Victor Aguilar is a true leader. He didn’t stop at organizing youth graffiti offenders to clean up and paint murals; he went all the way to City Hall to advocate for their fair treatment. In the process, he developed confidence in his own abilities as he prepares for his future.

Linda Miller Allen
Neighborhood Housing Services of Birmingham
Birmingham, Alabama
Southern Region

Linda Miller Allen is a tireless advocate for her community, serving on a dozen local boards and committees to spur investment and development. Whether fighting foreclosure, beautifying her neighborhood, working with youth or promoting education, Linda doesn’t stop until she gets results for her neighbors.

Jesse Clayton
New Kensington Community Development Corporation
Philadelphia, Pennsylvania
Northeast Region

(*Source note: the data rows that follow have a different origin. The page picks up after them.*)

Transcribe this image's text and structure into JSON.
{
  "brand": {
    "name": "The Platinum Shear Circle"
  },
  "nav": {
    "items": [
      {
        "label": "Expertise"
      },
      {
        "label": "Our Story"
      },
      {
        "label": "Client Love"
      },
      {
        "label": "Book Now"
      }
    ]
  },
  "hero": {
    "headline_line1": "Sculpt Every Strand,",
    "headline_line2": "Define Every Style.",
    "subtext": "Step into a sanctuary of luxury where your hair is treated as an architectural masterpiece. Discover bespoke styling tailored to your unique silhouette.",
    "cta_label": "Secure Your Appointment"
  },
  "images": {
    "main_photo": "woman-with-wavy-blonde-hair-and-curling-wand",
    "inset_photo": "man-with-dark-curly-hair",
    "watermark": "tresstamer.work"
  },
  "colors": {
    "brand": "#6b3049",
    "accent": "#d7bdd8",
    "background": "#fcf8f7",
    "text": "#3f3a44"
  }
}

When a beloved local park became a drug hangout, Jesse Clayton stepped up to lead a team of volunteers to reclaim it and convert it to a skate park. Within a few months, crime was down, business was up, and a community had been transformed.

Tammy Hoth
NeighborWorks Montana
Great Falls, Montana
Rocky Mountain Region

When their trailer park was listed for sale, Tammy Hoth mobilized her neighbors to organize into a resident association and apply for grant funds to purchase the property. Today, their cooperative is about to become the owner of Mountain Springs Villa, the former trailer park turned into a beautiful subdivision, with Tammy as its president.

Paul Lopez
NHS of Chicago
Chicago, Illinois
Midwest Region

Paul Lopez exemplifies community service, bringing investment and business opportunities to the community where he grew up. Because of his tenacity, the community has a multi-million dollar banking facility that also houses the first bilingual NeighborWorks HomeOwnership Center. He also works with at-risk youth to provide educational opportunities and provide alternatives to gang activity.

Marron McLeod
UNHS NeighborWorks HomeOwnership Center
Utica, New York
Northeast Region

For 20 years, Marron McLeod has managed the Cornhill Community Garden. Under his leadership, the garden has had a domino effect on the neighborhood, inspiring neighbors to improve their own properties. His work has led to increased opportunities in education, innovation, restoration, feeding the hungry, green lifestyle and youth engagement.

Emily MacRae
Twin Cities Community Development Corporation
Fitchburg, Massachusetts
Northeast Region

Emily MacRae is the quintessential consensus builder. Under her leadership on the board of directors, Twin Cities CDC helped forge partnerships among elected officials, business leaders and community residents. These partnerships have been successful in reclaiming blighted areas, reducing crime, preventing foreclosure and promoting responsible homeownership.

David Pottinger
LaCasa, Inc.
Goshen, Indiana
Midwest Region

Dave Pottinger has played a major role in renovating Goshen’s downtown district. He has devoted untold time and talent to revitalizing Goshen, focusing not only on bricks and mortar, but on the people who live and work in his buildings. Largely because of Dave and his partners, Goshen boasts a vibrant economic city center.